When Henry Kissinger Opines

No. 229 - March 15, 2008

When Henry Kissinger opines in an op-ed in the Washington Post, it behooves us all to pay attention. There is a message there. Kissinger has always presented himself as the supreme “realist” proponent on U.S. imperial policy. But he has also always taken care not to distance himself too far from the conservative political Establishment.

Hence, when he opines, he is both telling us where policy is moving and pushing it slightly in a “realist” path, in conjunction with allies inside the administration. He is thus preparing us for a shift in policy. He has now written about Pakistan. What is he telling us?

First of all, he notes the stakes for the United States in Pakistan. It is a nuclear power that is incapable of maintaining control at home and therefore one that could “turn into the wildcard of international diplomacy.” Everyone knows this, he says, but “the remedy has proved elusive.” Recent U.S. policy has been to favor a coalition of Musharraf and the civilian parties – a “laudable goal” but not a “practical” one. Elections in a country that does not have a civil society “sharpen” rather than solve crises. Elections, it seems, too often result in electing the wrong people.

For Kissinger, there are nothing but “feudal” forces at play in Pakistan – large landholders in Sindh province (Bhutto’s party), commercial classes in the Punjab (Sharif’s party), and the military. The struggle among them is like that of the Italian city-states during the Renaissance – shifting alliances and no sense of the “general good.” The military are the arbiters in the end. Ergo what? Any attempt by the United States to “manipulate” the political process is likely to “backfire.” The “evolution of the immediate political process is beyond our reach.”

Yes, Musharraf has been a loyal ally and the United States cannot afford to dissociate itself from him, for it would send a bad message to other loyal allies. But at the same time, it is Musharraf’s task – “not ours” – to deal with the results of the election. In short, he is on his own. The United States should not worry about Pakistan politics, only about so-called “national security questions” – control of the nuclear weapons and resistance to terrorists (Islamic radicals).

Realism, it seems, is not much of a detailed guide to action. It instructs us as to the limits of what the United States can do. Democratic evolution – an “important objective” – is on a “different time scale” from national security. So, put it off. Rather, the United States should make a deal with whoever comes out on top – if it can.

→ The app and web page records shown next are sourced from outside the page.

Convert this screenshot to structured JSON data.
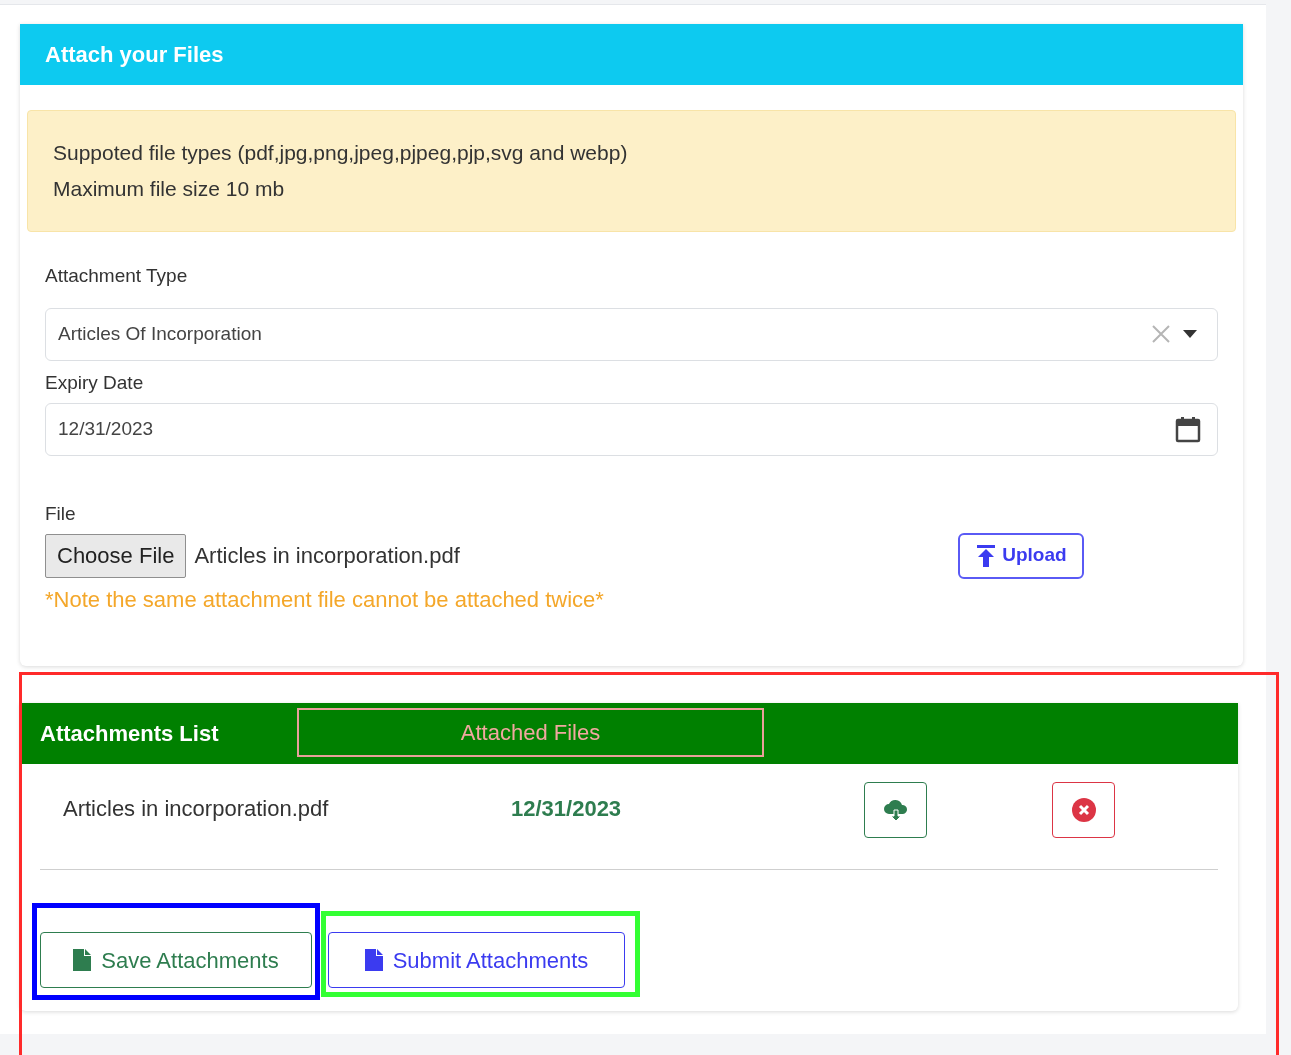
{
  "upload_card": {
    "title": "Attach your Files",
    "notice": [
      "Suppoted file types (pdf,jpg,png,jpeg,pjpeg,pjp,svg and webp)",
      "Maximum file size 10 mb"
    ],
    "attachment_type": {
      "label": "Attachment Type",
      "value": "Articles Of Incorporation"
    },
    "expiry_date": {
      "label": "Expiry Date",
      "value": "12/31/2023"
    },
    "file": {
      "label": "File",
      "button": "Choose File",
      "value": "Articles in incorporation.pdf"
    },
    "upload_button": "Upload",
    "note": "*Note the same attachment file cannot be attached twice*"
  },
  "attachments_card": {
    "title": "Attachments List",
    "rows": [
      {
        "file": "Articles in incorporation.pdf",
        "date": "12/31/2023"
      }
    ],
    "buttons": [
      {
        "label": "Save Attachments",
        "kind": "save"
      },
      {
        "label": "Submit Attachments",
        "kind": "submit"
      }
    ]
  },
  "annotations": [
    {
      "color": "#ff2a2a"
    },
    {
      "color": "#e8a09a",
      "label": "Attached Files"
    },
    {
      "color": "#0000ff"
    },
    {
      "color": "#33ff33"
    }
  ]
}
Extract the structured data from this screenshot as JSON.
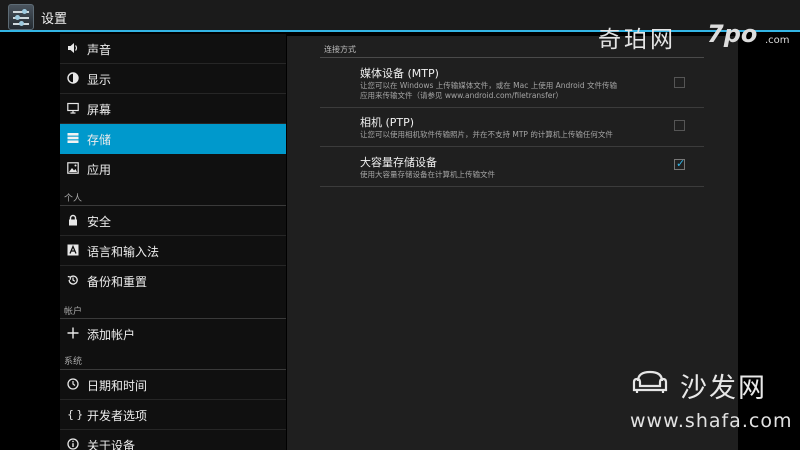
{
  "actionbar": {
    "title": "设置",
    "icon": "settings-app-icon"
  },
  "sidebar": {
    "items": [
      {
        "label": "声音",
        "icon": "speaker-icon"
      },
      {
        "label": "显示",
        "icon": "brightness-icon"
      },
      {
        "label": "屏幕",
        "icon": "monitor-icon"
      },
      {
        "label": "存储",
        "icon": "storage-icon",
        "selected": true
      },
      {
        "label": "应用",
        "icon": "apps-icon"
      }
    ],
    "personal_header": "个人",
    "personal_items": [
      {
        "label": "安全",
        "icon": "lock-icon"
      },
      {
        "label": "语言和输入法",
        "icon": "language-icon"
      },
      {
        "label": "备份和重置",
        "icon": "backup-icon"
      }
    ],
    "accounts_header": "帐户",
    "accounts_items": [
      {
        "label": "添加帐户",
        "icon": "plus-icon"
      }
    ],
    "system_header": "系统",
    "system_items": [
      {
        "label": "日期和时间",
        "icon": "clock-icon"
      },
      {
        "label": "开发者选项",
        "icon": "braces-icon"
      },
      {
        "label": "关于设备",
        "icon": "info-icon"
      }
    ]
  },
  "main": {
    "section_title": "连接方式",
    "options": [
      {
        "title": "媒体设备 (MTP)",
        "summary_line1": "让您可以在 Windows 上传输媒体文件，或在 Mac 上使用 Android 文件传输",
        "summary_line2": "应用来传输文件（请参见 www.android.com/filetransfer）",
        "checked": false
      },
      {
        "title": "相机 (PTP)",
        "summary_line1": "让您可以使用相机软件传输照片，并在不支持 MTP 的计算机上传输任何文件",
        "summary_line2": "",
        "checked": false
      },
      {
        "title": "大容量存储设备",
        "summary_line1": "使用大容量存储设备在计算机上传输文件",
        "summary_line2": "",
        "checked": true
      }
    ]
  },
  "watermarks": {
    "top_text": "奇珀网",
    "top_logo": "7po",
    "top_com": ".com",
    "bottom_text": "沙发网",
    "bottom_url": "www.shafa.com"
  },
  "colors": {
    "accent": "#33b5e5",
    "selected_bg": "#0099cc"
  }
}
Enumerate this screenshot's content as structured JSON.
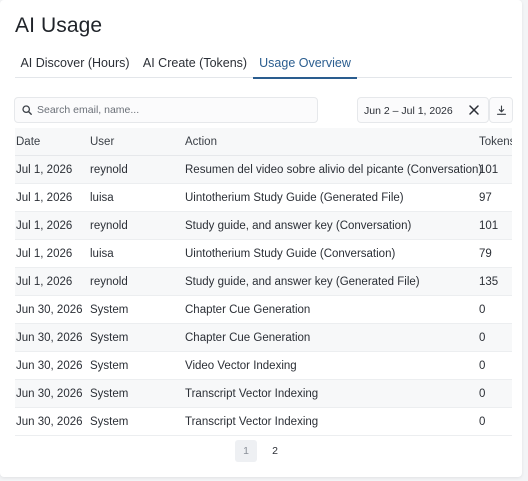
{
  "page": {
    "title": "AI Usage"
  },
  "tabs": [
    {
      "label": "AI Discover (Hours)"
    },
    {
      "label": "AI Create (Tokens)"
    },
    {
      "label": "Usage Overview"
    }
  ],
  "search": {
    "placeholder": "Search email, name..."
  },
  "date_range": {
    "value": "Jun 2 – Jul 1, 2026"
  },
  "table": {
    "headers": {
      "date": "Date",
      "user": "User",
      "action": "Action",
      "tokens": "Tokens"
    },
    "rows": [
      {
        "date": "Jul 1, 2026",
        "user": "reynold",
        "action": "Resumen del video sobre alivio del picante (Conversation)",
        "tokens": "101"
      },
      {
        "date": "Jul 1, 2026",
        "user": "luisa",
        "action": "Uintotherium Study Guide (Generated File)",
        "tokens": "97"
      },
      {
        "date": "Jul 1, 2026",
        "user": "reynold",
        "action": "Study guide,          and answer key (Conversation)",
        "tokens": "101"
      },
      {
        "date": "Jul 1, 2026",
        "user": "luisa",
        "action": "Uintotherium Study Guide (Conversation)",
        "tokens": "79"
      },
      {
        "date": "Jul 1, 2026",
        "user": "reynold",
        "action": "Study guide,          and answer key (Generated File)",
        "tokens": "135"
      },
      {
        "date": "Jun 30, 2026",
        "user": "System",
        "action": "Chapter Cue Generation",
        "tokens": "0"
      },
      {
        "date": "Jun 30, 2026",
        "user": "System",
        "action": "Chapter Cue Generation",
        "tokens": "0"
      },
      {
        "date": "Jun 30, 2026",
        "user": "System",
        "action": "Video Vector Indexing",
        "tokens": "0"
      },
      {
        "date": "Jun 30, 2026",
        "user": "System",
        "action": "Transcript Vector Indexing",
        "tokens": "0"
      },
      {
        "date": "Jun 30, 2026",
        "user": "System",
        "action": "Transcript Vector Indexing",
        "tokens": "0"
      }
    ]
  },
  "pagination": {
    "pages": [
      "1",
      "2"
    ],
    "current": "1"
  },
  "colors": {
    "accent": "#2a5d8f",
    "row_alt": "#f7f8f9",
    "border": "#e6e8eb"
  },
  "icons": {
    "search": "search-icon",
    "clear": "close-icon",
    "download": "download-icon"
  }
}
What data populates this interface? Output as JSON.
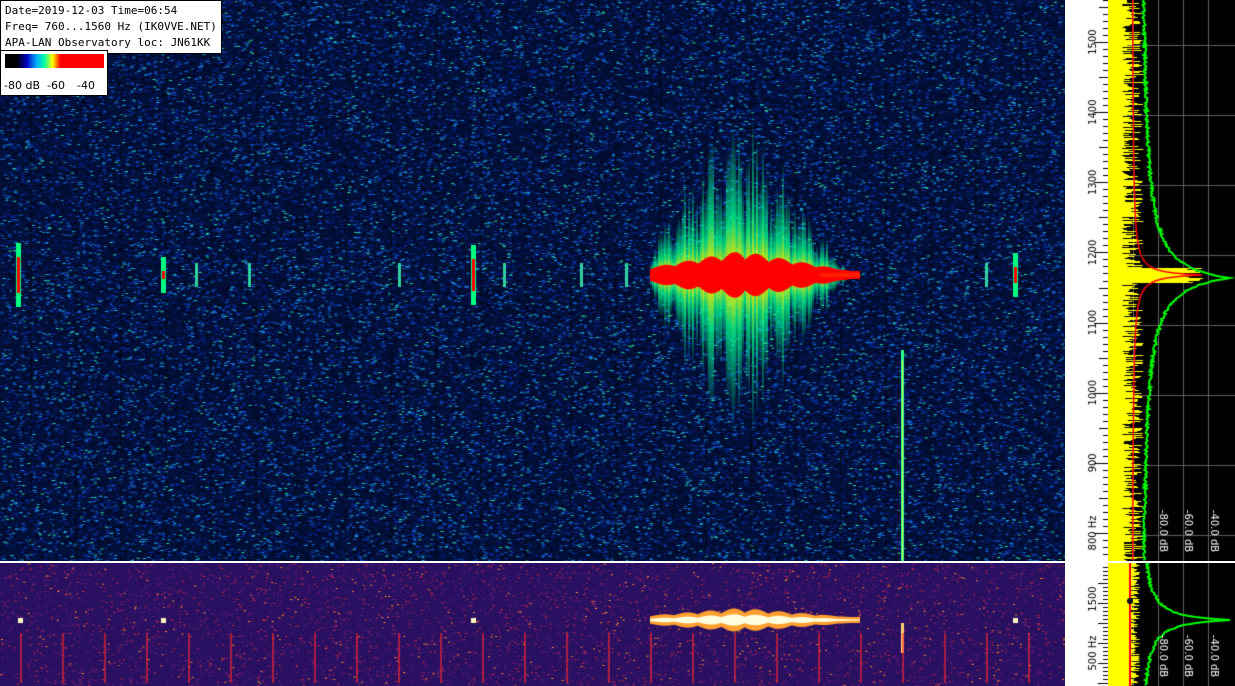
{
  "header": {
    "line1": "Date=2019-12-03 Time=06:54",
    "line2": "Freq= 760...1560 Hz (IK0VVE.NET)",
    "line3": "APA-LAN Observatory loc: JN61KK"
  },
  "legend": {
    "label_80": "-80 dB",
    "label_60": "-60",
    "label_40": "-40"
  },
  "freq_axis": {
    "ticks": [
      "1500",
      "1400",
      "1300",
      "1200",
      "1100",
      "1000",
      "900",
      "800 Hz"
    ],
    "tick_values_hz": [
      1500,
      1400,
      1300,
      1200,
      1100,
      1000,
      900,
      800
    ],
    "range_hz": [
      760,
      1560
    ]
  },
  "lower_axis": {
    "ticks": [
      "1500",
      "500 Hz"
    ]
  },
  "spectrum_db_labels": [
    "-80.0 dB",
    "-60.0 dB",
    "-40.0 dB"
  ],
  "colors": {
    "peak": "#ff0000",
    "spectrum_avg": "#00ff00",
    "spectrum_inst": "#ffff00",
    "marker": "#ff0000",
    "lower_bg": "#2a1060"
  }
}
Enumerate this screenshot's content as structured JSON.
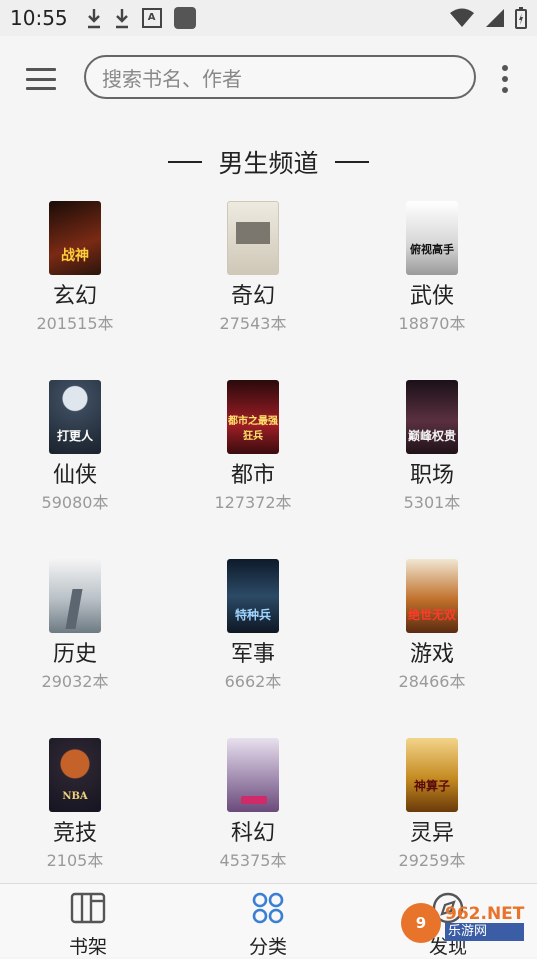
{
  "status": {
    "time": "10:55"
  },
  "search": {
    "placeholder": "搜索书名、作者"
  },
  "section": {
    "title": "男生频道"
  },
  "categories": [
    {
      "name": "玄幻",
      "count": "201515本",
      "cover_text": "战神",
      "cover_color": "#5a1e14"
    },
    {
      "name": "奇幻",
      "count": "27543本",
      "cover_text": "",
      "cover_color": "#ddd8cc"
    },
    {
      "name": "武侠",
      "count": "18870本",
      "cover_text": "俯视高手",
      "cover_color": "#e4e4e4"
    },
    {
      "name": "仙侠",
      "count": "59080本",
      "cover_text": "打更人",
      "cover_color": "#2c3a4a"
    },
    {
      "name": "都市",
      "count": "127372本",
      "cover_text": "都市之最强狂兵",
      "cover_color": "#7a1a20"
    },
    {
      "name": "职场",
      "count": "5301本",
      "cover_text": "巅峰权贵",
      "cover_color": "#3a2230"
    },
    {
      "name": "历史",
      "count": "29032本",
      "cover_text": "",
      "cover_color": "#c7ccd0"
    },
    {
      "name": "军事",
      "count": "6662本",
      "cover_text": "特种兵",
      "cover_color": "#1e3040"
    },
    {
      "name": "游戏",
      "count": "28466本",
      "cover_text": "绝世无双",
      "cover_color": "#8a5a24"
    },
    {
      "name": "竞技",
      "count": "2105本",
      "cover_text": "NBA",
      "cover_color": "#222a3a"
    },
    {
      "name": "科幻",
      "count": "45375本",
      "cover_text": "",
      "cover_color": "#b9a9c4"
    },
    {
      "name": "灵异",
      "count": "29259本",
      "cover_text": "神算子",
      "cover_color": "#b07a18"
    }
  ],
  "bottom_nav": {
    "shelf": "书架",
    "category": "分类",
    "discover": "发现"
  },
  "watermark": {
    "brand": "962.NET",
    "brand_cn": "乐游网"
  },
  "colors": {
    "accent": "#3b7fd4",
    "text": "#222222",
    "muted": "#9a9a9a"
  }
}
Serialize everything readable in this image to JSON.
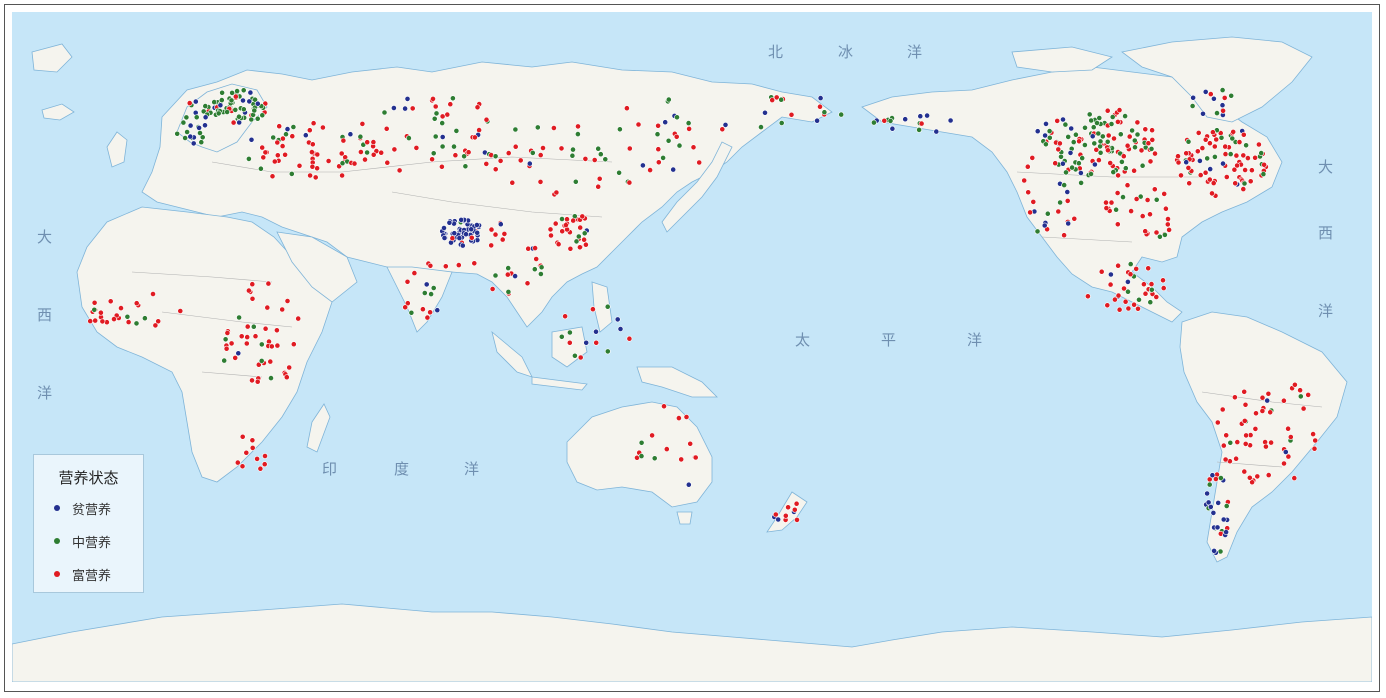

Kissinger’s op-ed was published in the same week that Admiral Fallon resigned from command of U.S. forces in the entire Middle East region. It seems he has said, too often and too loudly, that military action by the United States in Iran is not possible, as a “practical” possibility. Another “realist”? It seems also that Admiral Mullen, the chairman of the Joint Chiefs of Staff, has been saying the same thing, if more discreetly. And it seems that Mullen’s predecessor, General Pace, also said the same thing.

Bush and Cheney wish to insist publicly that the military option is on the table, even if it is really off the table. They seem to think this will frighten the Iranians and appease the Israelis. The trouble is that no one believes Bush and Cheney any more, even about what they say they might do, and probably really want to do.

Macho militarism isn’t working for the United States these days. Realism as an imperial alternative seems pretty close to a desperate ploy. But are there any other ploys left for the United States in the Middle East?